“ And on this subject of subaudition I will at present exercise your patience no farther: for my own begins to flag. You have now instances of my doctrine in, I suppose, about a thousand words. Their number may be easily increased. But I trust these are sufficient to discard that imagined operation of the mind, which has been termed abstraction : and to prove that what we call by that name, is merely one of the contrivances of language, for the purpose of more speedy communication.”—Page 396, vol. ii.
How a thousand instances of words, signifying a common quality or abstract idea, with something understood (subauditum), can be supposed to discard that imagined operation of the mind called abstraction, or in what subaudition differs from abstraction, or whether there is not something subintellectum, as well as subauditum,—that is, certain circumstances left out by the mind for the necessary progress of thought, as well as in language, for its more speedy communication,-it is not easy to guess. This farcical mummery, this inexplicable dumb show, this emphatical insignificance, neither admits nor deserves any answer.

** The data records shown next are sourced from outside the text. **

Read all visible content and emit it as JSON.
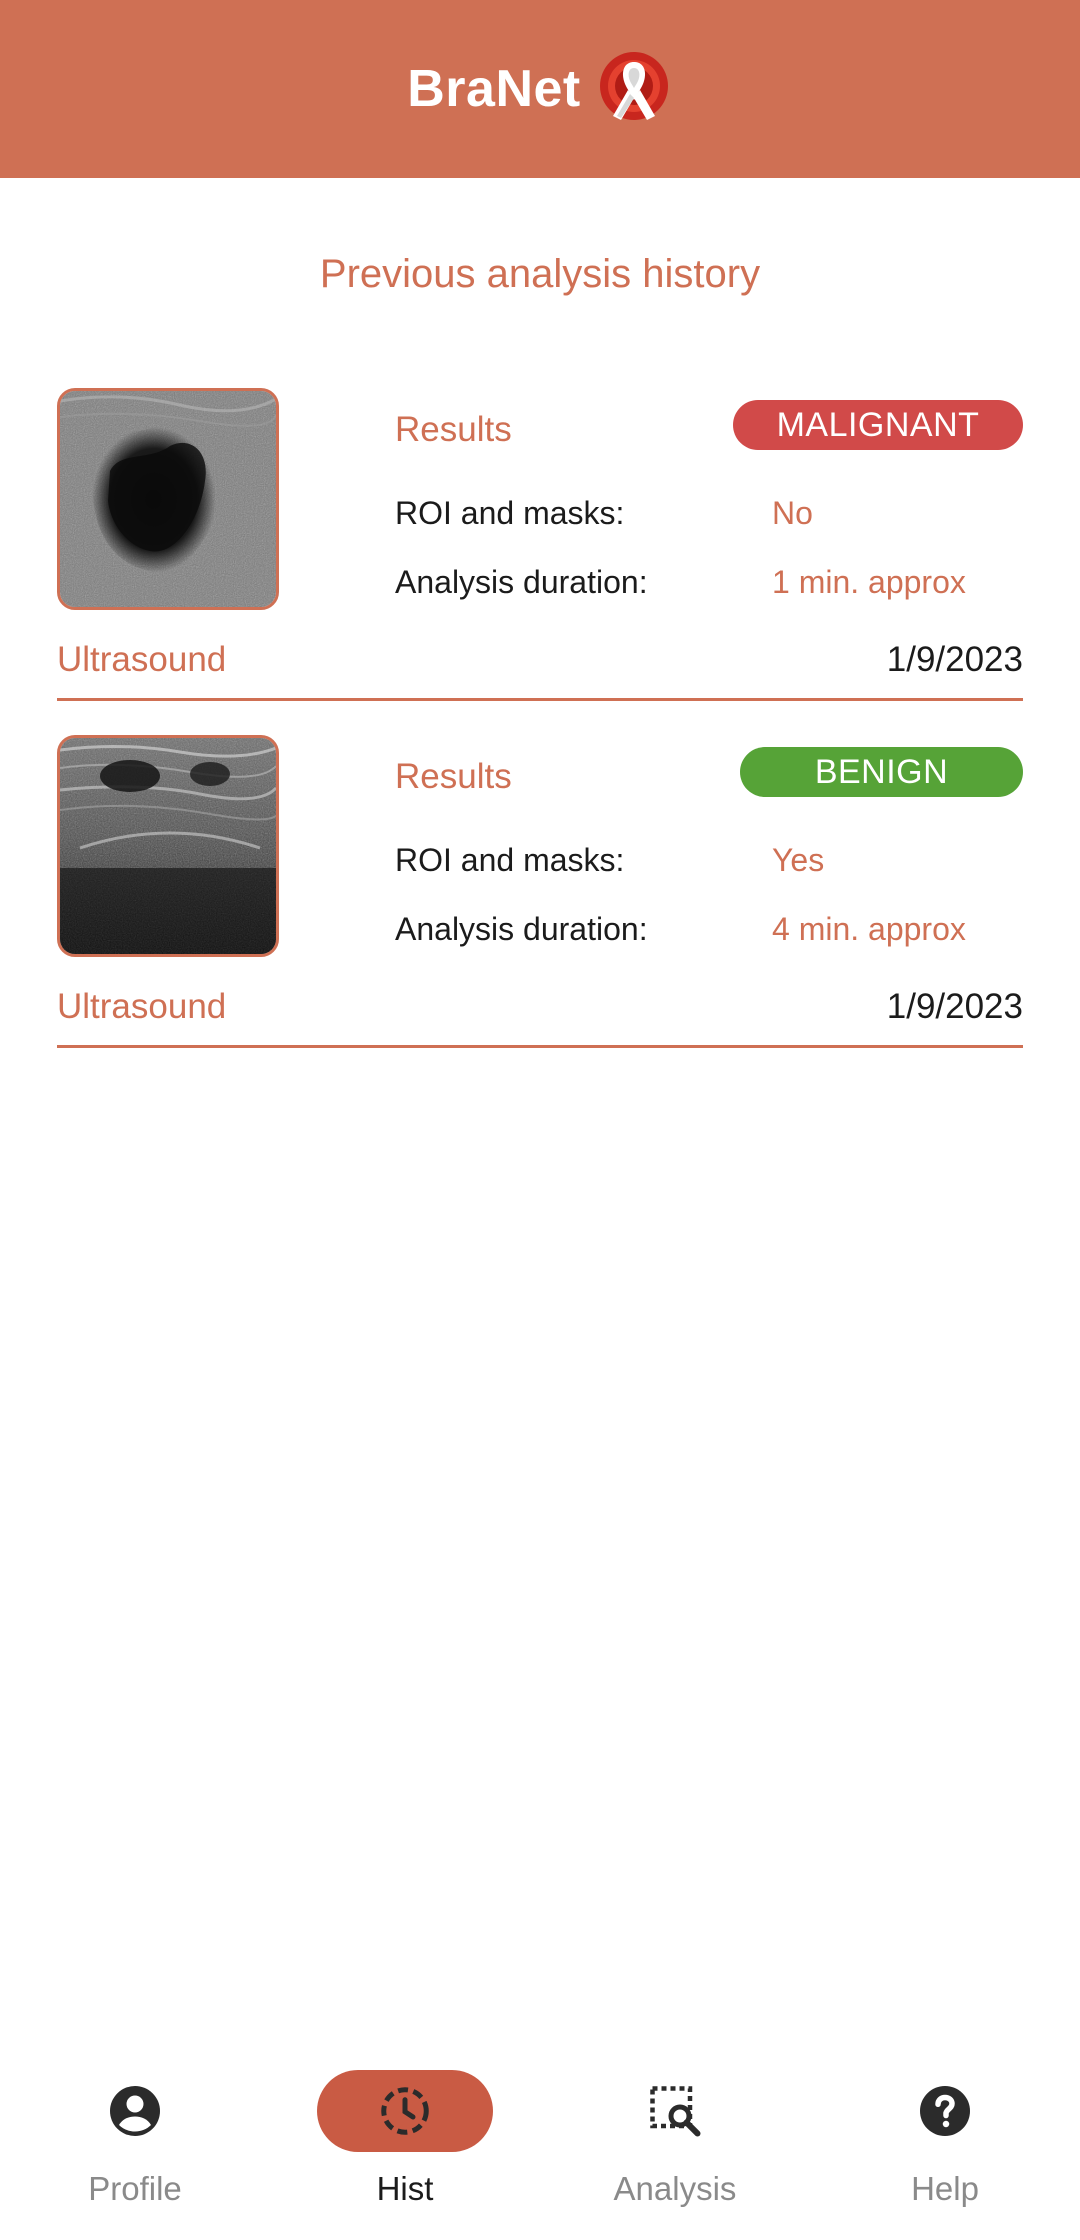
{
  "header": {
    "app_name": "BraNet",
    "logo_icon": "ribbon-logo-icon",
    "color": "#cf7054"
  },
  "page": {
    "title": "Previous analysis history"
  },
  "history": [
    {
      "results_label": "Results",
      "result": "MALIGNANT",
      "result_color": "#d14a49",
      "roi_label": "ROI and masks:",
      "roi_value": "No",
      "duration_label": "Analysis duration:",
      "duration_value": "1 min. approx",
      "modality": "Ultrasound",
      "date": "1/9/2023"
    },
    {
      "results_label": "Results",
      "result": "BENIGN",
      "result_color": "#56a337",
      "roi_label": "ROI and masks:",
      "roi_value": "Yes",
      "duration_label": "Analysis duration:",
      "duration_value": "4 min. approx",
      "modality": "Ultrasound",
      "date": "1/9/2023"
    }
  ],
  "nav": {
    "items": [
      {
        "label": "Profile",
        "icon": "account-circle-icon",
        "active": false
      },
      {
        "label": "Hist",
        "icon": "history-clock-icon",
        "active": true
      },
      {
        "label": "Analysis",
        "icon": "image-search-icon",
        "active": false
      },
      {
        "label": "Help",
        "icon": "help-circle-icon",
        "active": false
      }
    ],
    "active_color": "#c95b44"
  }
}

The only places in the work in which this wary reasoner has fairly committed himself, and given an intelligible explanation of his mode of applying his system to general questions, are in his account of the words, right and wrong, just and unjust, in his list of metaphysical nonentities, demonstrated to be such because they are expressed by the past participles of certain verbs, and in his definition of Truth. These, therefore, I shall give as specimens, and I hope they will be quite satisfactory. The · Diversions of Purley,' it should be observed, is supposed to be carried on in a dialogue between the author and Sir Francis Burdett.
Enough, enough,” says Burdett, “innumerable instances of the same may, I grant
you, be given from all our ancient authors. But does this import us any thing ?'
“ Tooke. Surely, much, if it shall lead us to the clear understanding of the words we use in discourse. For as far as we know not our own meaning,' as far as 'our purposes are not endowed with words to make them known,' so far we 'gabble like things most brutish.' But the importance rises higher, when we reflect upon the application of words to metaphysics. And when I say metaphysics, you will be pleased to remember that all general reasoning, all politics, law, morality, and divinity, are merely metaphysics.” [What is this general reasoning of Mr Tooke's ? ]
“Well,” replies his pupil, “ you have satisfied me that wrong, however written, whether wrang, wrong or wrung, like the Italian torto and the French tort, is merely the past tense or participle of the verb to wring; and has merely that meaning ?
“ Tooke. True; it means wrung or wrested from the right or ordered line of conduct. Right is no other than rectum, the past participle of the Latin verb regere. The Italian dritto, and the French droit, are no other than the past participle directum. In the same manner